How mobile operators can reduce cost for mobile masts and improve mast regulation
This report is not just an analysis, but also a tool that can show mobile operators around the world how to both reduce their rental costs on mobile masts sites, and also improve regulations and rules governing the whole placement of mobile masts issue.
The analysis describes the full process from a mobile operator receiving a mobile licence and up to being able to offer customers mobile coverage having built a mobile network – in other words the process from frequency to mobile signal.
Background information: The mobile antenna market – and how it works
Mobile operators have erected millions of mobile masts around the world. In other words there are millions of locations around the world where mobile operators have erected a mobile mast that handles all the local mobile traffic that is daily being generated. To create mobile coverage, the mobile operator needs to find a suitable location to place each mobile mast. Local councils play a central role in this task, as it is the local council that approves the mast application that is required to gain permission to erect a mobile mast.
In cases where operators choose to rent a location from a council, it is most often the same council office that handled the building application, that also rents out council land. In practice councils can easily force mobile operators to erect mobile masts on council land, rather than on private property. There are many examples of councils around the world forcing operators to use expensive municipal plots of land instead of cheaper private property.
It usually takes between 12 to 18 months to find a suitable location, sign the necessary agreements and erect a mobile mast. The cost of actually erecting a mobile mast will usually end at around somewhere between 100,000 and 200,000 euro. Basically, erecting a mobile mast is a long, tedious and costly affair.
When the mobile mast has been erected and is fully functioning, it becomes part of a mobile network that often consists of between 3000 – 5000 mobile masts that together ensure full mobile coverage for the mobile operator’s customers. Moving a mast from one location to another is an elaborate and expensive process that will almost certainly result in a change in the quality of mobile coverage for some customers. This can furthermore result in making it necessary to move other mobile masts to restore full mobile coverage. Many mobile masts around the country are not just a single mobile antenna, but rather a communication hub that uses radio transmitters to connect mobile antennas to the mobile operator’s central network.
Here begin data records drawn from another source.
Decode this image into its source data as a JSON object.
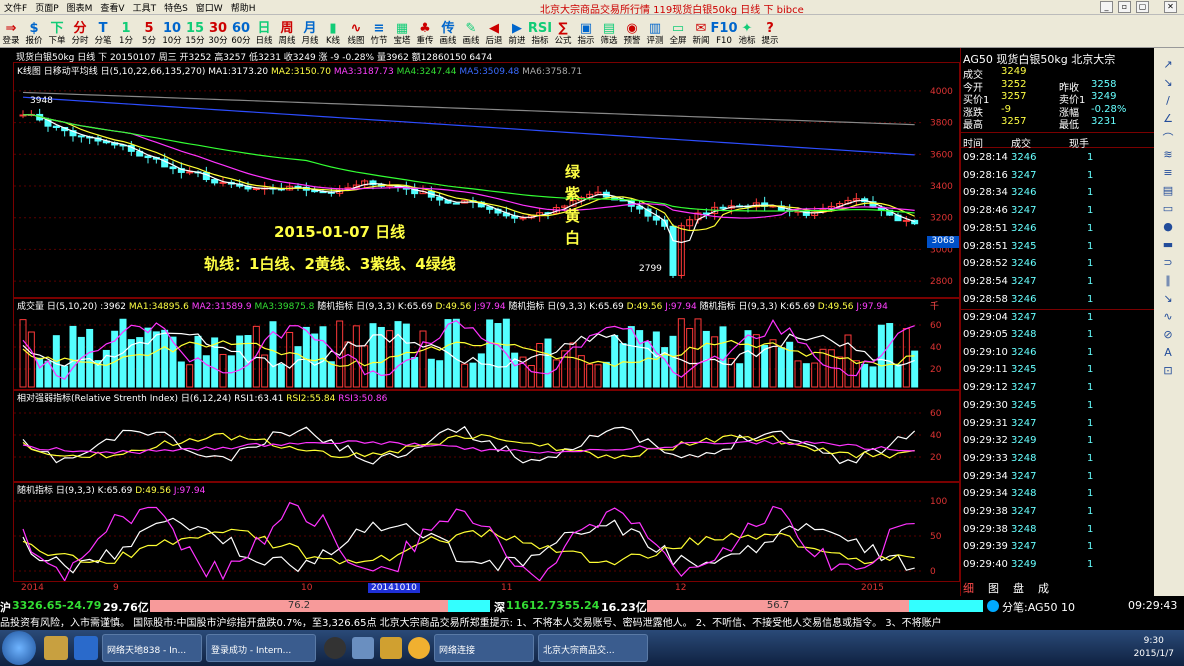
{
  "menu": {
    "items": [
      "文件F",
      "页面P",
      "图表M",
      "查看V",
      "工具T",
      "特色S",
      "窗口W",
      "帮助H"
    ],
    "window_title": "北京大宗商品交易所行情 119现货白银50kg 日线 下 bibce"
  },
  "toolbar": [
    {
      "g": "⇒",
      "l": "登录"
    },
    {
      "g": "$",
      "l": "报价"
    },
    {
      "g": "下",
      "l": "下单"
    },
    {
      "g": "分",
      "l": "分时"
    },
    {
      "g": "T",
      "l": "分笔"
    },
    {
      "g": "1",
      "l": "1分"
    },
    {
      "g": "5",
      "l": "5分"
    },
    {
      "g": "10",
      "l": "10分"
    },
    {
      "g": "15",
      "l": "15分"
    },
    {
      "g": "30",
      "l": "30分"
    },
    {
      "g": "60",
      "l": "60分"
    },
    {
      "g": "日",
      "l": "日线"
    },
    {
      "g": "周",
      "l": "周线"
    },
    {
      "g": "月",
      "l": "月线"
    },
    {
      "g": "▮",
      "l": "K线"
    },
    {
      "g": "∿",
      "l": "线图"
    },
    {
      "g": "≡",
      "l": "竹节"
    },
    {
      "g": "▦",
      "l": "宝塔"
    },
    {
      "g": "♣",
      "l": "重传"
    },
    {
      "g": "传",
      "l": "画线"
    },
    {
      "g": "✎",
      "l": "画线"
    },
    {
      "g": "◀",
      "l": "后退"
    },
    {
      "g": "▶",
      "l": "前进"
    },
    {
      "g": "RSI",
      "l": "指标"
    },
    {
      "g": "∑",
      "l": "公式"
    },
    {
      "g": "▣",
      "l": "指示"
    },
    {
      "g": "▤",
      "l": "筛选"
    },
    {
      "g": "◉",
      "l": "预警"
    },
    {
      "g": "▥",
      "l": "评测"
    },
    {
      "g": "▭",
      "l": "全屏"
    },
    {
      "g": "✉",
      "l": "新闻"
    },
    {
      "g": "F10",
      "l": "F10"
    },
    {
      "g": "✦",
      "l": "池标"
    },
    {
      "g": "?",
      "l": "提示"
    }
  ],
  "chart": {
    "header": "现货白银50kg 日线 下 20150107 周三 开3252 高3257 低3231 收3249 涨 -9 -0.28% 量3962 额12860150 6474",
    "ma_labels": {
      "title": "K线图 日移动平均线 日(5,10,22,66,135,270)",
      "ma1": "MA1:3173.20",
      "ma2": "MA2:3150.70",
      "ma3": "MA3:3187.73",
      "ma4": "MA4:3247.44",
      "ma5": "MA5:3509.48",
      "ma6": "MA6:3758.71"
    },
    "price_ticks": [
      "4000",
      "3800",
      "3600",
      "3400",
      "3200",
      "3000",
      "2800"
    ],
    "current_price": "3068",
    "high_mark": "3948",
    "low_mark": "2799",
    "annotations": {
      "date": "2015-01-07 日线",
      "rails": "轨线：1白线、2黄线、3紫线、4绿线",
      "colors": [
        "绿",
        "紫",
        "黄",
        "白"
      ]
    },
    "volume_labels": {
      "a": "成交量 日(5,10,20) :3962",
      "ma1": "MA1:34895.6",
      "ma2": "MA2:31589.9",
      "ma3": "MA3:39875.8",
      "b": "随机指标 日(9,3,3) K:65.69",
      "d": "D:49.56",
      "j": "J:97.94",
      "c": "随机指标 日(9,3,3) K:65.69",
      "d2": "D:49.56",
      "j2": "J:97.94",
      "e": "随机指标 日(9,3,3) K:65.69",
      "d3": "D:49.56",
      "j3": "J:97.94",
      "unit": "千"
    },
    "vol_ticks": [
      "60",
      "40",
      "20"
    ],
    "rsi_labels": {
      "a": "相对强弱指标(Relative Strenth Index) 日(6,12,24)",
      "r1": "RSI1:63.41",
      "r2": "RSI2:55.84",
      "r3": "RSI3:50.86"
    },
    "rsi_ticks": [
      "60",
      "40",
      "20"
    ],
    "kdj_labels": {
      "a": "随机指标 日(9,3,3)",
      "k": "K:65.69",
      "d": "D:49.56",
      "j": "J:97.94"
    },
    "kdj_ticks": [
      "100",
      "50",
      "0"
    ],
    "x_labels": [
      "2014",
      "9",
      "10",
      "20141010",
      "11",
      "12",
      "2015"
    ]
  },
  "quote": {
    "title": "AG50 现货白银50kg 北京大宗",
    "rows": [
      {
        "k": "成交",
        "v": "3249",
        "k2": "",
        "v2": ""
      },
      {
        "k": "今开",
        "v": "3252",
        "k2": "昨收",
        "v2": "3258"
      },
      {
        "k": "买价1",
        "v": "3257",
        "k2": "卖价1",
        "v2": "3249"
      },
      {
        "k": "涨跌",
        "v": "-9",
        "k2": "涨幅",
        "v2": "-0.28%"
      },
      {
        "k": "最高",
        "v": "3257",
        "k2": "最低",
        "v2": "3231"
      }
    ],
    "tick_header": {
      "time": "时间",
      "price": "成交",
      "vol": "现手"
    },
    "ticks": [
      [
        "09:28:14",
        "3246",
        "1"
      ],
      [
        "09:28:16",
        "3247",
        "1"
      ],
      [
        "09:28:34",
        "3246",
        "1"
      ],
      [
        "09:28:46",
        "3247",
        "1"
      ],
      [
        "09:28:51",
        "3246",
        "1"
      ],
      [
        "09:28:51",
        "3245",
        "1"
      ],
      [
        "09:28:52",
        "3246",
        "1"
      ],
      [
        "09:28:54",
        "3247",
        "1"
      ],
      [
        "09:28:58",
        "3246",
        "1"
      ],
      [
        "09:29:04",
        "3247",
        "1"
      ],
      [
        "09:29:05",
        "3248",
        "1"
      ],
      [
        "09:29:10",
        "3246",
        "1"
      ],
      [
        "09:29:11",
        "3245",
        "1"
      ],
      [
        "09:29:12",
        "3247",
        "1"
      ],
      [
        "09:29:30",
        "3245",
        "1"
      ],
      [
        "09:29:31",
        "3247",
        "1"
      ],
      [
        "09:29:32",
        "3249",
        "1"
      ],
      [
        "09:29:33",
        "3248",
        "1"
      ],
      [
        "09:29:34",
        "3247",
        "1"
      ],
      [
        "09:29:34",
        "3248",
        "1"
      ],
      [
        "09:29:38",
        "3247",
        "1"
      ],
      [
        "09:29:38",
        "3248",
        "1"
      ],
      [
        "09:29:39",
        "3247",
        "1"
      ],
      [
        "09:29:40",
        "3249",
        "1"
      ]
    ],
    "tabs": [
      "细",
      "图",
      "盘",
      "成"
    ]
  },
  "status": {
    "sh_label": "沪",
    "sh": "3326.65",
    "sh_chg": "-24.79",
    "sh_amt": "29.76亿",
    "sh_bar": "76.2",
    "sz_label": "深",
    "sz": "11612.73",
    "sz_chg": "-55.24",
    "sz_amt": "16.23亿",
    "sz_bar": "56.7",
    "code": "分笔:AG50 10",
    "time": "09:29:43"
  },
  "news": "品投资有风险，入市需谨慎。     国际股市:中国股市沪综指开盘跌0.7%，至3,326.65点     北京大宗商品交易所郑重提示:    1、不将本人交易账号、密码泄露他人。     2、不听信、不接受他人交易信息或指令。     3、不将账户",
  "taskbar": {
    "items": [
      "网络天地838 - In...",
      "登录成功 - Intern...",
      "网络连接",
      "北京大宗商品交..."
    ],
    "clock": "9:30",
    "date": "2015/1/7"
  }
}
In our analysis “How mobile operators can reduce cost for mobile masts and improve mast regulation” we have described the process from when a mobile operator decides to build a mobile network, up to the point where they actually can offer their customers mobile coverage via a network of mobile masts. We have examined the challenges operators face in the following situations:
The local council is often the authority that both approves the location of a mobile mast and rents out public plots of land to mobile operators. By combining the two jobs of approving the location and owning the location, the council ensures that the mobile operator actually has no choice or say in the matter regarding the location of a mobile mast.
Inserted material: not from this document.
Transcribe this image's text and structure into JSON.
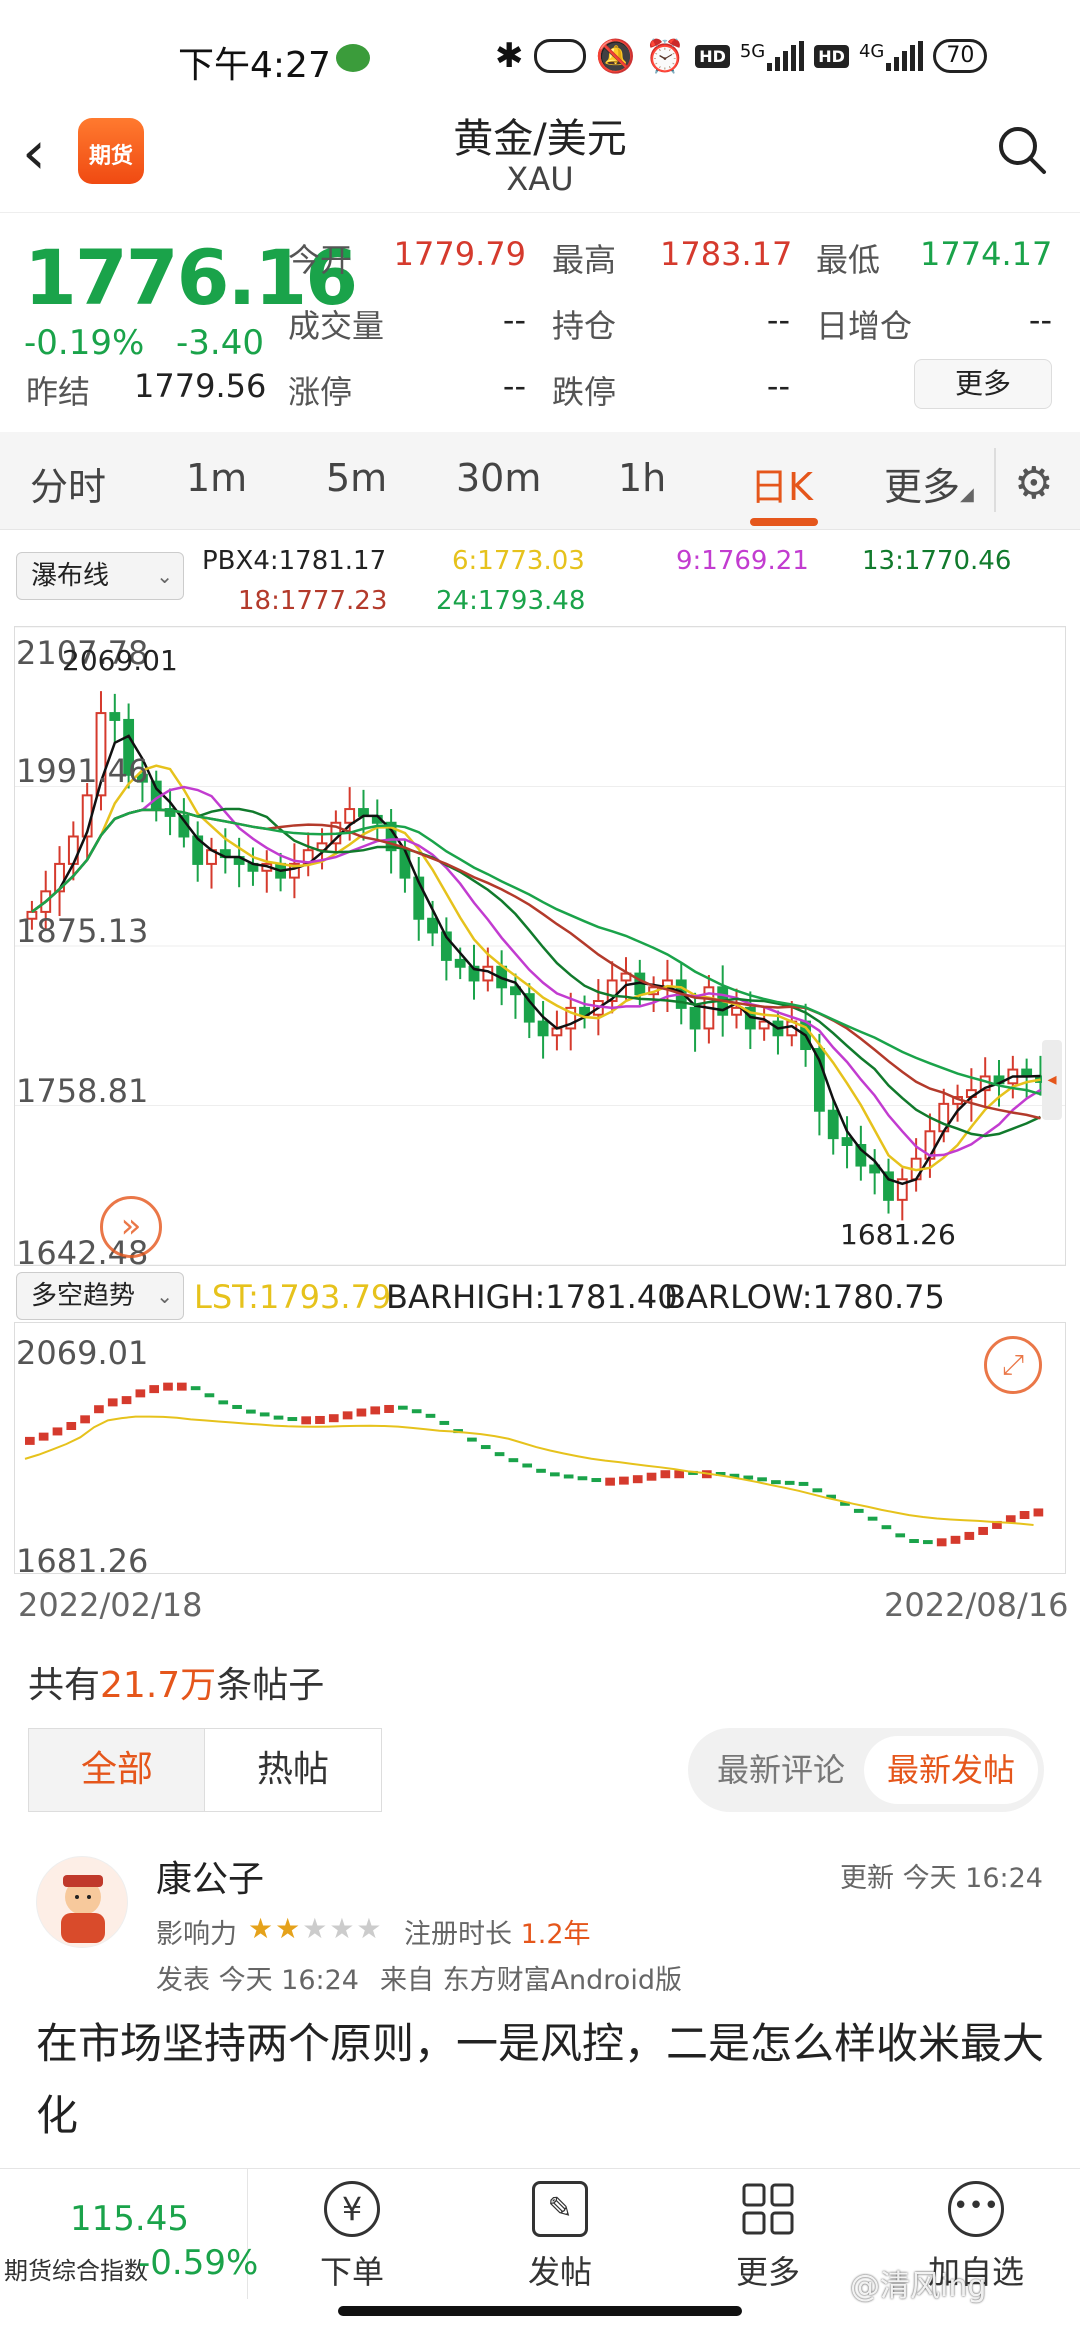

Councils are fully aware of the fact that it is very expensive to move a mobile mast. The cost of erecting a mobile mast is basically a “sunk cost” as none of the investment can be reused if it later becomes necessary to relocate the mast.
If a mobile operator decides to move an individual mast, it often becomes necessary to also relocate other masts, as each individual mast is part of a larger network that ensures seamless mobile coverage in the area the operator covers.
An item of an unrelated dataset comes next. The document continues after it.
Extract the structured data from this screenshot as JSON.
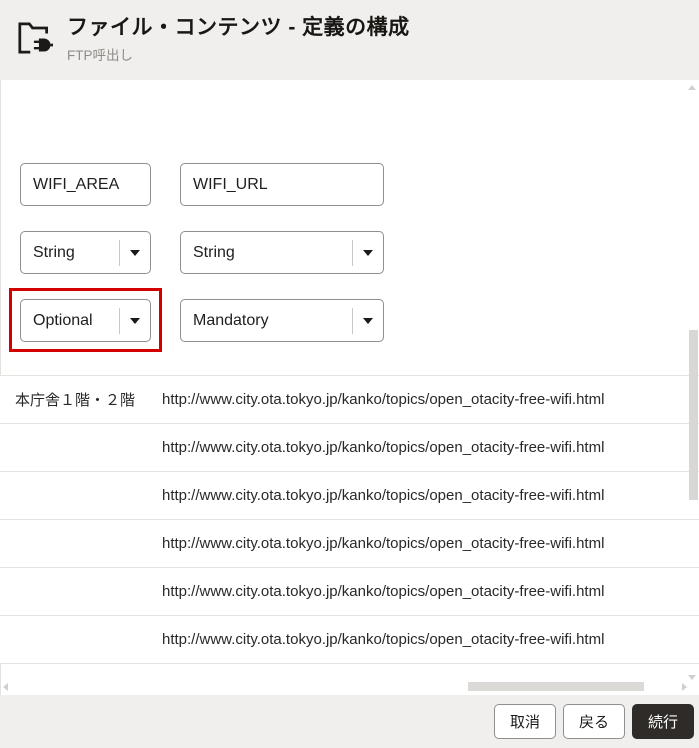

When a property owner that has mobile masts on his property sets the price for renting their land, the price is not based on the actual value of the plot of land, or what it would cost to rent an identical plot of land nearby, but is solely based on what the owner calls a “market price”. A number of land owners believe that the “market price” is the highest price that a land owner somewhere in the country managed to negotiate for a plot of land with a mobile mast.
In our report “How mobile operators can reduce cost for mobile masts and improve mast regulation” we have documented how landowners have speculated in increasing rental prices when a rental contract expires. Our investigations show that despite using industry standard contracts that stipulate that rental increases must not exceed e.g. 3-5%, the actual increase in rent is often 15-30% a year. Our report documents that there are many examples of both private and public landowners taking advantage of their monopolistic status once a mobile mast has been erected on their plots of land and subsequently significantly increasing their rent.
The analysis “How mobile operators can reduce cost for mobile masts and improve mast regulation” has changed the market conditions for the Danish mobile operators and has helped the Danish political system understand that both private and council land owners were taking advantage of mobile operators and that the politicians needed to stop this. In less than six months Strand Consult changed the way that operators, the Danish press and most importantly the Danish political system views this area of the mobile market.
Our report also includes a number of suggestions on what mobile operators can do themselves in this area and how Strand Consult and others handled the situation in Denmark with the sole goal of changing the conditions that mobile operators were locked into when negotiating locations for mobile masts. Denmark was the first country to stop the Wild West conditions that mobile operators were battling in this area – we are sure it will not be the last.
If you would like more information about our analysis “How mobile operators can reduce cost for mobile masts and improve mast regulation” and how mobile operators can handle these challenges in other countries please click here to receive more information